▶ Available data:
========
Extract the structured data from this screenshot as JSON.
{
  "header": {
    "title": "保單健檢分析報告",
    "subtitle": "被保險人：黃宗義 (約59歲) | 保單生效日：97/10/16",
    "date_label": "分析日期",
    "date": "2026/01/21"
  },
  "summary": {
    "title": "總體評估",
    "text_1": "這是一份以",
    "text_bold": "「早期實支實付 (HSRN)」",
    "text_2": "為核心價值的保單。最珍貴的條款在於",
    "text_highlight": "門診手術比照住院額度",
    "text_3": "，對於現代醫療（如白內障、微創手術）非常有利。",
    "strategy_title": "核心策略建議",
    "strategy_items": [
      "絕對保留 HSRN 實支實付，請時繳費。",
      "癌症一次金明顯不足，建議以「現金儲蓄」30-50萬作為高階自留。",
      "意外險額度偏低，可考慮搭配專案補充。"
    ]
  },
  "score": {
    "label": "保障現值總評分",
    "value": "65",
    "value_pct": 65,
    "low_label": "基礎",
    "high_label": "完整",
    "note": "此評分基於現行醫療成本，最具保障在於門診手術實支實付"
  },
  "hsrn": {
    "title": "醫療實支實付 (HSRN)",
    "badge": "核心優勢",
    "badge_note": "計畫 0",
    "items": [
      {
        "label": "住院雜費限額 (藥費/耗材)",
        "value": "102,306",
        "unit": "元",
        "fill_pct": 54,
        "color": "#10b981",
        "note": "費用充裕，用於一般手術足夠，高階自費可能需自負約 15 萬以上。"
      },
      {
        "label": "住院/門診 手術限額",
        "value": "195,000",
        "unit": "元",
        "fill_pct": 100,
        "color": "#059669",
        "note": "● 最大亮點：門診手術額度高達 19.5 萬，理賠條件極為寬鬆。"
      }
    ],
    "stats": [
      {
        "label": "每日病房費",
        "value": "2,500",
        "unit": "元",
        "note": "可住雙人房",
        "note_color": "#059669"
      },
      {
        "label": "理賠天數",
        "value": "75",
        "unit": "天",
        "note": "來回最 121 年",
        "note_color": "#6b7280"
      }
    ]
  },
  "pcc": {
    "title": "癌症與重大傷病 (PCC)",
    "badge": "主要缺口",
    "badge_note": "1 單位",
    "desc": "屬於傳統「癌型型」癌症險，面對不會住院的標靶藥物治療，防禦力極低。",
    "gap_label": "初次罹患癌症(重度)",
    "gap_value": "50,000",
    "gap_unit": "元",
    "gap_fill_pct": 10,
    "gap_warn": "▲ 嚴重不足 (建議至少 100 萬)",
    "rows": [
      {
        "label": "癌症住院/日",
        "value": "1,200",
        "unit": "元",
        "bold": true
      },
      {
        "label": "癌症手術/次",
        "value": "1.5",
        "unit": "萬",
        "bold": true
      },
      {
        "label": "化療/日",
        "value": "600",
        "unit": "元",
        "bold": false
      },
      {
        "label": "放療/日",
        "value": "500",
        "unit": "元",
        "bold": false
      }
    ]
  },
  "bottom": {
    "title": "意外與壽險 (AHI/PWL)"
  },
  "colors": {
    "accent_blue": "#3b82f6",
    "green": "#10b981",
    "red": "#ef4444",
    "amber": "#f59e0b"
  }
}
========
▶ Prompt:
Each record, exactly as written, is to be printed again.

▶ Final answer:
Extract the structured data from this screenshot as JSON.
{
  "header": {
    "title": "保單健檢分析報告",
    "subtitle": "被保險人：黃宗義 (約59歲) | 保單生效日：97/10/16",
    "date_label": "分析日期",
    "date": "2026/01/21"
  },
  "summary": {
    "title": "總體評估",
    "text_1": "這是一份以",
    "text_bold": "「早期實支實付 (HSRN)」",
    "text_2": "為核心價值的保單。最珍貴的條款在於",
    "text_highlight": "門診手術比照住院額度",
    "text_3": "，對於現代醫療（如白內障、微創手術）非常有利。",
    "strategy_title": "核心策略建議",
    "strategy_items": [
      "絕對保留 HSRN 實支實付，請時繳費。",
      "癌症一次金明顯不足，建議以「現金儲蓄」30-50萬作為高階自留。",
      "意外險額度偏低，可考慮搭配專案補充。"
    ]
  },
  "score": {
    "label": "保障現值總評分",
    "value": "65",
    "value_pct": 65,
    "low_label": "基礎",
    "high_label": "完整",
    "note": "此評分基於現行醫療成本，最具保障在於門診手術實支實付"
  },
  "hsrn": {
    "title": "醫療實支實付 (HSRN)",
    "badge": "核心優勢",
    "badge_note": "計畫 0",
    "items": [
      {
        "label": "住院雜費限額 (藥費/耗材)",
        "value": "102,306",
        "unit": "元",
        "fill_pct": 54,
        "color": "#10b981",
        "note": "費用充裕，用於一般手術足夠，高階自費可能需自負約 15 萬以上。"
      },
      {
        "label": "住院/門診 手術限額",
        "value": "195,000",
        "unit": "元",
        "fill_pct": 100,
        "color": "#059669",
        "note": "● 最大亮點：門診手術額度高達 19.5 萬，理賠條件極為寬鬆。"
      }
    ],
    "stats": [
      {
        "label": "每日病房費",
        "value": "2,500",
        "unit": "元",
        "note": "可住雙人房",
        "note_color": "#059669"
      },
      {
        "label": "理賠天數",
        "value": "75",
        "unit": "天",
        "note": "來回最 121 年",
        "note_color": "#6b7280"
      }
    ]
  },
  "pcc": {
    "title": "癌症與重大傷病 (PCC)",
    "badge": "主要缺口",
    "badge_note": "1 單位",
    "desc": "屬於傳統「癌型型」癌症險，面對不會住院的標靶藥物治療，防禦力極低。",
    "gap_label": "初次罹患癌症(重度)",
    "gap_value": "50,000",
    "gap_unit": "元",
    "gap_fill_pct": 10,
    "gap_warn": "▲ 嚴重不足 (建議至少 100 萬)",
    "rows": [
      {
        "label": "癌症住院/日",
        "value": "1,200",
        "unit": "元",
        "bold": true
      },
      {
        "label": "癌症手術/次",
        "value": "1.5",
        "unit": "萬",
        "bold": true
      },
      {
        "label": "化療/日",
        "value": "600",
        "unit": "元",
        "bold": false
      },
      {
        "label": "放療/日",
        "value": "500",
        "unit": "元",
        "bold": false
      }
    ]
  },
  "bottom": {
    "title": "意外與壽險 (AHI/PWL)"
  },
  "colors": {
    "accent_blue": "#3b82f6",
    "green": "#10b981",
    "red": "#ef4444",
    "amber": "#f59e0b"
  }
}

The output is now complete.